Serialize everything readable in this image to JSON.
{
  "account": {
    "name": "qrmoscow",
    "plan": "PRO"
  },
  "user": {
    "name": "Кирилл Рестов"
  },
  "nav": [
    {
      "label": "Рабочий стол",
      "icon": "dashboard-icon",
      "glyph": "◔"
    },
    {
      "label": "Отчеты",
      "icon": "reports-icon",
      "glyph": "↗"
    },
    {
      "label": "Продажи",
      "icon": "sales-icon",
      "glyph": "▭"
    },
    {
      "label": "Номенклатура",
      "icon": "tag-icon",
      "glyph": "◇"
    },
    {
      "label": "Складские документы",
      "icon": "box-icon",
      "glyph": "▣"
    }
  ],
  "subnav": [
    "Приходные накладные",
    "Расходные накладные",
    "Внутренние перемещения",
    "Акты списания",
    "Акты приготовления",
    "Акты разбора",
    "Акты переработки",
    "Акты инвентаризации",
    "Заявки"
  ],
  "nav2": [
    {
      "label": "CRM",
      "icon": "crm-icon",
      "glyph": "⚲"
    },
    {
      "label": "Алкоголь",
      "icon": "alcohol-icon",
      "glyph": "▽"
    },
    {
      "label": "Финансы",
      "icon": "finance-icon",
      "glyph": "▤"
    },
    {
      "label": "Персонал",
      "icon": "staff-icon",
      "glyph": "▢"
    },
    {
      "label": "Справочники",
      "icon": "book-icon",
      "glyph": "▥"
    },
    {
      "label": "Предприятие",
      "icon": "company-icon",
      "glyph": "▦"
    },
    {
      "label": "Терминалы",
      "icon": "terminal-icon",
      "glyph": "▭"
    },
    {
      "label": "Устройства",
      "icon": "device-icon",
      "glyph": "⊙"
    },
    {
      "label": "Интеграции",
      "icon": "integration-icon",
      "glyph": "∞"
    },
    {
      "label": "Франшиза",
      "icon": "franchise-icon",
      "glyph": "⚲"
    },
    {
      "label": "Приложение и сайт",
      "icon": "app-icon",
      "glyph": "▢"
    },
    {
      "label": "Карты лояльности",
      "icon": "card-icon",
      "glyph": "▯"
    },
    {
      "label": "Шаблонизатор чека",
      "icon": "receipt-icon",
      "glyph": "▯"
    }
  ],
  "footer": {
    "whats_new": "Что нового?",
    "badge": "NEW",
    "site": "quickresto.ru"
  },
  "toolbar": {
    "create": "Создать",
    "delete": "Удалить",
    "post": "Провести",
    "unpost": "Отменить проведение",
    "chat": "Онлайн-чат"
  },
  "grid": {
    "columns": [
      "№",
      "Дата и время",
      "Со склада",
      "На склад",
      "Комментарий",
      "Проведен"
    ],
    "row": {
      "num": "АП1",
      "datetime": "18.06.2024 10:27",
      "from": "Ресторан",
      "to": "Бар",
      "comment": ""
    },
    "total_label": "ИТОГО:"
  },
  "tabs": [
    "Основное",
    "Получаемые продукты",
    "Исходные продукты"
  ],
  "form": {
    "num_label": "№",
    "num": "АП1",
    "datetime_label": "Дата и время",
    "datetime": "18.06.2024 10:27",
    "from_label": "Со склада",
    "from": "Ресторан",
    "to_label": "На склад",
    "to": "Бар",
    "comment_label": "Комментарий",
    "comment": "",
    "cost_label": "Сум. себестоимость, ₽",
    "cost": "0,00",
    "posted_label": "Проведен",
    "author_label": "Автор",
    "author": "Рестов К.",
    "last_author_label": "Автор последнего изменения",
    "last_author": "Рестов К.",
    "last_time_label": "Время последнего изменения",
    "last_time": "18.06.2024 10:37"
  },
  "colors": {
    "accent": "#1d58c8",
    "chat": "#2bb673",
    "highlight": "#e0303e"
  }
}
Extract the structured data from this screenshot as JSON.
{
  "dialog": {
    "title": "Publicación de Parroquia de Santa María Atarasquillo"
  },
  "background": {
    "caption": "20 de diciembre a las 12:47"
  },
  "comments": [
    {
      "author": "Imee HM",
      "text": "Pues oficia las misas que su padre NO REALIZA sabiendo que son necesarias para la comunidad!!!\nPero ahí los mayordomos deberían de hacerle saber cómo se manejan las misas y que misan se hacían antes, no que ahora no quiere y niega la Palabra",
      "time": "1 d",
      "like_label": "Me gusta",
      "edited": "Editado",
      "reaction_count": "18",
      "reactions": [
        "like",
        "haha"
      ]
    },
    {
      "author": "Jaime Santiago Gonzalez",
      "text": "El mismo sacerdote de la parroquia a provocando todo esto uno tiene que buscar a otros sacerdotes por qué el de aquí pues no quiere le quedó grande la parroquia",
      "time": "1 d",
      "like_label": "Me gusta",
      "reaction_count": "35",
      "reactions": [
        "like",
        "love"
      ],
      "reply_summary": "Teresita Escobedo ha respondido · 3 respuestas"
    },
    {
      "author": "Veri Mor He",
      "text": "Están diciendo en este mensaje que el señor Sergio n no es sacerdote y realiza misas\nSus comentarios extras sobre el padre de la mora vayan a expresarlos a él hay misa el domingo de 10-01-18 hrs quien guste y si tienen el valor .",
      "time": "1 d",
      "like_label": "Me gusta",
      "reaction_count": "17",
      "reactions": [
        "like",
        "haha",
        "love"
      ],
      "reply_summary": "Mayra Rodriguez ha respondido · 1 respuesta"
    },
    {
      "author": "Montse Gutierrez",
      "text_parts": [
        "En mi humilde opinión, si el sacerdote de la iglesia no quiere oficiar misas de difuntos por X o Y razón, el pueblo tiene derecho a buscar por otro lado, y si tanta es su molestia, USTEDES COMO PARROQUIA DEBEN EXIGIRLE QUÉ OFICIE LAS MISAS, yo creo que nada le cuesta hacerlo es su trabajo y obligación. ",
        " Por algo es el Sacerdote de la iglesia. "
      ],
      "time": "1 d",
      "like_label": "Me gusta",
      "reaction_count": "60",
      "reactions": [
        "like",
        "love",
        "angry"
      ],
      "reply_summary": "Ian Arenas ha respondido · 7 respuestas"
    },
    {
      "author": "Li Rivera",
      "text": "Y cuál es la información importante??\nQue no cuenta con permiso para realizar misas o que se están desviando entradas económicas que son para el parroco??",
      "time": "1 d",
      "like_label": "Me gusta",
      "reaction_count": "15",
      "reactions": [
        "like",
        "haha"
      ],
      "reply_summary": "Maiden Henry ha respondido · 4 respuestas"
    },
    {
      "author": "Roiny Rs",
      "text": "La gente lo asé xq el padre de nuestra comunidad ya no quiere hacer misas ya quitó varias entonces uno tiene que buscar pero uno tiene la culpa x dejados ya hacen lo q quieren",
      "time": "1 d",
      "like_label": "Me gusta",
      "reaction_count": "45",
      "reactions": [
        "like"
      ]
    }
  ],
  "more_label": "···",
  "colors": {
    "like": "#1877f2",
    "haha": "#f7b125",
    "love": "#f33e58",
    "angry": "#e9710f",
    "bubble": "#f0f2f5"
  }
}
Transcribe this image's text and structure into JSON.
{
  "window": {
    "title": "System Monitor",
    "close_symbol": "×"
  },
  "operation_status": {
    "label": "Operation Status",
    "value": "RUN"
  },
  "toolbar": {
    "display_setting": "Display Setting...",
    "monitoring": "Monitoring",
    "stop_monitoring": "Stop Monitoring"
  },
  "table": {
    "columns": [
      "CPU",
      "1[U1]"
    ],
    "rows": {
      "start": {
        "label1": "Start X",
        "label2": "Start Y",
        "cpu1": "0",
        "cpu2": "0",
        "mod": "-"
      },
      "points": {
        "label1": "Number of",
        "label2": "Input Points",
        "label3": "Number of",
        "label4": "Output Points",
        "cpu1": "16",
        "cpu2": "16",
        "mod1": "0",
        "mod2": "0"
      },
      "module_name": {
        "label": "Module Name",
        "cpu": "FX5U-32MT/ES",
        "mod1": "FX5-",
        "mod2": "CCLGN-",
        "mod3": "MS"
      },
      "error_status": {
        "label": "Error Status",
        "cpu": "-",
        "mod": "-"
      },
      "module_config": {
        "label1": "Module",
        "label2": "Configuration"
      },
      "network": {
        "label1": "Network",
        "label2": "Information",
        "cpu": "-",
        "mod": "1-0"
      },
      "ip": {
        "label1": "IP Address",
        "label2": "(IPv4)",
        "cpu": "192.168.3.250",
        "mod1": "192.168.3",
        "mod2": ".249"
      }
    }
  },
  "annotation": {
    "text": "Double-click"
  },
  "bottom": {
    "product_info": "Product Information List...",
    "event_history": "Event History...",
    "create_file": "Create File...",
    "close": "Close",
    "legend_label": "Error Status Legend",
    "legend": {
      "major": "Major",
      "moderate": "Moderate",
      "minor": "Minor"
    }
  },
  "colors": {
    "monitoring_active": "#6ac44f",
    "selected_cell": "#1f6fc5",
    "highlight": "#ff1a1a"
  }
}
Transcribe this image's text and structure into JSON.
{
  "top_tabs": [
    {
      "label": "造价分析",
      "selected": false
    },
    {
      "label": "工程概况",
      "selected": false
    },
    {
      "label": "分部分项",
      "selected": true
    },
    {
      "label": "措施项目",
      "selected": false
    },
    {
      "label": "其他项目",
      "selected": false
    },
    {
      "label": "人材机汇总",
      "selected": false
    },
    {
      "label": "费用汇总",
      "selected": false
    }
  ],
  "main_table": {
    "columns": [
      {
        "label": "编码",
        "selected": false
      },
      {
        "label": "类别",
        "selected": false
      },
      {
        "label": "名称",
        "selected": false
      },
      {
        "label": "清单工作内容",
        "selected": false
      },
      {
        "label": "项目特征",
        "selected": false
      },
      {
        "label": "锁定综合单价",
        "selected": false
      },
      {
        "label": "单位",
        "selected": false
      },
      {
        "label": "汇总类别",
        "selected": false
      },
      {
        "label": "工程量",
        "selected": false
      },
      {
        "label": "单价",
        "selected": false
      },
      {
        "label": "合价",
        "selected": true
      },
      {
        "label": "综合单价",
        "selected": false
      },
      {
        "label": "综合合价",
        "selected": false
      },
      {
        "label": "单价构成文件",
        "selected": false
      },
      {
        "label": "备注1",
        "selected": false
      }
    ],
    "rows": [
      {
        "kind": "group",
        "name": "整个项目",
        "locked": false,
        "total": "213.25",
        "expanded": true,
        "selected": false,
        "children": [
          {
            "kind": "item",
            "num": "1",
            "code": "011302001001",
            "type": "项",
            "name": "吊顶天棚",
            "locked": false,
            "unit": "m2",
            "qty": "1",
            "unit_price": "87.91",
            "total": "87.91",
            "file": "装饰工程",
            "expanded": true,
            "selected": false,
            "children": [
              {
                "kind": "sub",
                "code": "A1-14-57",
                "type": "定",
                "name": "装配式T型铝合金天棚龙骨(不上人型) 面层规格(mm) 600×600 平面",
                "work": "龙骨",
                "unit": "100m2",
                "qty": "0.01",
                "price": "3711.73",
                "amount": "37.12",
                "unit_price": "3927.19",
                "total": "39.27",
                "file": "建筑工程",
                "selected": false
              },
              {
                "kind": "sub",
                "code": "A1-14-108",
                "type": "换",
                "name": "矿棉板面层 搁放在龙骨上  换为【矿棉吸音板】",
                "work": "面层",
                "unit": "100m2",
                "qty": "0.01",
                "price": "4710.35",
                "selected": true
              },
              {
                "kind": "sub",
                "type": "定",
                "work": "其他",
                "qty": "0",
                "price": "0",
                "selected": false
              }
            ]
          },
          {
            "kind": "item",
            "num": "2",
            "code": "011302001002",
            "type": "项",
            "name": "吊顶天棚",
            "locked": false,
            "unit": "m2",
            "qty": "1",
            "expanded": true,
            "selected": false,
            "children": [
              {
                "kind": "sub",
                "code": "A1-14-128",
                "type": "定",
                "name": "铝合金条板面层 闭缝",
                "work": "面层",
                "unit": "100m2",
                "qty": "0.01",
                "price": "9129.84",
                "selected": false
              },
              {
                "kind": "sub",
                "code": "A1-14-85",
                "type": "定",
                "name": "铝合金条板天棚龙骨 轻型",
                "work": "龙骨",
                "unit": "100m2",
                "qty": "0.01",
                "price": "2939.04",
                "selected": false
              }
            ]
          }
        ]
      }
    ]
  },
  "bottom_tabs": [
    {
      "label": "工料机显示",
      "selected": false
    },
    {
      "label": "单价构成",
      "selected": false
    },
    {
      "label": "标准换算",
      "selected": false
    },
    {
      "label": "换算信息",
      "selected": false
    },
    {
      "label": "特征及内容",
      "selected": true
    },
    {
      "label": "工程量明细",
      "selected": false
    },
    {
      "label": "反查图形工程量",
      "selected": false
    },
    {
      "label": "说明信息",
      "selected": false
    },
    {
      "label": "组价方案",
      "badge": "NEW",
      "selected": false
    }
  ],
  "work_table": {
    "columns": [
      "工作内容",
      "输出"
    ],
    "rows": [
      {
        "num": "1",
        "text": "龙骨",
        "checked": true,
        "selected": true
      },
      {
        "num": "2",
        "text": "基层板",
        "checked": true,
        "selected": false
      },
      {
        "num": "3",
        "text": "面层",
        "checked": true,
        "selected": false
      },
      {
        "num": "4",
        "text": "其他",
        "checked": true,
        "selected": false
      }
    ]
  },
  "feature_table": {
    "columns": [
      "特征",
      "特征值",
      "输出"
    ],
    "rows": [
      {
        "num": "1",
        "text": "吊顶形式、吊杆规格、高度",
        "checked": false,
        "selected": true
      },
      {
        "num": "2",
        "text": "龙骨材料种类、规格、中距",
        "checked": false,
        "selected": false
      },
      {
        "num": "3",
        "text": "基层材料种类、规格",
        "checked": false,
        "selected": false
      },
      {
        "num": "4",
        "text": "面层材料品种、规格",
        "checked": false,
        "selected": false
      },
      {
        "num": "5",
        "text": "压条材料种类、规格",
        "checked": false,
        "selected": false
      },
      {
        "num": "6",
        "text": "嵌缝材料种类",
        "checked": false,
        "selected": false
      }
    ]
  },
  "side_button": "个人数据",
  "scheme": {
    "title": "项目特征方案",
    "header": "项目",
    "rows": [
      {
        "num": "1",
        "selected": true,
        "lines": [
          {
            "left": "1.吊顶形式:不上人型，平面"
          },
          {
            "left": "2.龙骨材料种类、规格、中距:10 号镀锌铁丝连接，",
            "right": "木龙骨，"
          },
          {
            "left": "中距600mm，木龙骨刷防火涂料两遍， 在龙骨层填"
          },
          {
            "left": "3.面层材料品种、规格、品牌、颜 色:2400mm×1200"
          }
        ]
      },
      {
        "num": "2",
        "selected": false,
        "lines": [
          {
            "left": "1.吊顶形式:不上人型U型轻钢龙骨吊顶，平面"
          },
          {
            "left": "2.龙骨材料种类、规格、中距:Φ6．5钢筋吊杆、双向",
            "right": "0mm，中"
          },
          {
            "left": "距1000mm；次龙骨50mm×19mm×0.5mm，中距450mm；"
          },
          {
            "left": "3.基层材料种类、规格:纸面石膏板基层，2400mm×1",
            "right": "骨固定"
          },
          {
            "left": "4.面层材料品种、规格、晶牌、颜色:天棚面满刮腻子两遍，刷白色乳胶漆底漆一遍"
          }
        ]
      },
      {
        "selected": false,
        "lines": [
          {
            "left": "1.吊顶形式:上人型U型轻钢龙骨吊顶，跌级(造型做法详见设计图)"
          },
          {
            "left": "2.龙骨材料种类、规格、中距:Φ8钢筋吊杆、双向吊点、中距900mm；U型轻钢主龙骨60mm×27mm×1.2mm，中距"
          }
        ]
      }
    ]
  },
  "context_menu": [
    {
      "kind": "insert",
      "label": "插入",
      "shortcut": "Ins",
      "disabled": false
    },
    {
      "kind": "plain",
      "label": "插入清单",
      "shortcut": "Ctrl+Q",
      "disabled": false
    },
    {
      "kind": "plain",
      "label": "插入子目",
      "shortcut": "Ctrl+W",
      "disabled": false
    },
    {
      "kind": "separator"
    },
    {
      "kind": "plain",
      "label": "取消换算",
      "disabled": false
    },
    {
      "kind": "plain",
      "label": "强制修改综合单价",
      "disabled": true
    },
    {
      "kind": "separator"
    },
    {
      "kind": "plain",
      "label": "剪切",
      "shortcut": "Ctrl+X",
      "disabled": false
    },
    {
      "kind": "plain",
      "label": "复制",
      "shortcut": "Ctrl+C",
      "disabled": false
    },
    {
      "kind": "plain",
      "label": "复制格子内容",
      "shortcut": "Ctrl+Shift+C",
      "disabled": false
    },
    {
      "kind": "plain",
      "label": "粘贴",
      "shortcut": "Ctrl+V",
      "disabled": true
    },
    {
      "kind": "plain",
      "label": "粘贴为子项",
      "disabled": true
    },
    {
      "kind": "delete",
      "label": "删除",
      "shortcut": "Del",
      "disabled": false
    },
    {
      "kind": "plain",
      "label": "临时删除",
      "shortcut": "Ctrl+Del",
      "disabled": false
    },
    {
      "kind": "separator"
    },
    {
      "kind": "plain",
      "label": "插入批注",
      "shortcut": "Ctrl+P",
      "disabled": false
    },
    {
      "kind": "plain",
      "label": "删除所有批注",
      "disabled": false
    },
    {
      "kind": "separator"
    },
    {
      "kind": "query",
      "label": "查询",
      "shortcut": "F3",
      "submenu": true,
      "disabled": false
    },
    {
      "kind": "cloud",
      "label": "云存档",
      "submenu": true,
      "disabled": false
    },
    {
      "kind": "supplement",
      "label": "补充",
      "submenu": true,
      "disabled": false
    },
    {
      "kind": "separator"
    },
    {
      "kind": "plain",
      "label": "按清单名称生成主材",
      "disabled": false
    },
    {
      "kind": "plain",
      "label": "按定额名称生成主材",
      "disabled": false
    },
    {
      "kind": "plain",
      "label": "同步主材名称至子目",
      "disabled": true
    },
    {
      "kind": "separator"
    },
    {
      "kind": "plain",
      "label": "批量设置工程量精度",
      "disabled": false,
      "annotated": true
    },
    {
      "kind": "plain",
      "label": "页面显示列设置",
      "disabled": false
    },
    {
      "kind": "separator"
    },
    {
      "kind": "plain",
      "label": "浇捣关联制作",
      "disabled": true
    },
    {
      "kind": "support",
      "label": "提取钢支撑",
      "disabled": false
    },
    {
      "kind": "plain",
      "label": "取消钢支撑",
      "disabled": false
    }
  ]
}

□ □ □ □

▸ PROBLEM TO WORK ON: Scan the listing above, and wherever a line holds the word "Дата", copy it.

▸ RESPONSE AREA:
      "Дата и время",
    "datetime_label": "Дата и время",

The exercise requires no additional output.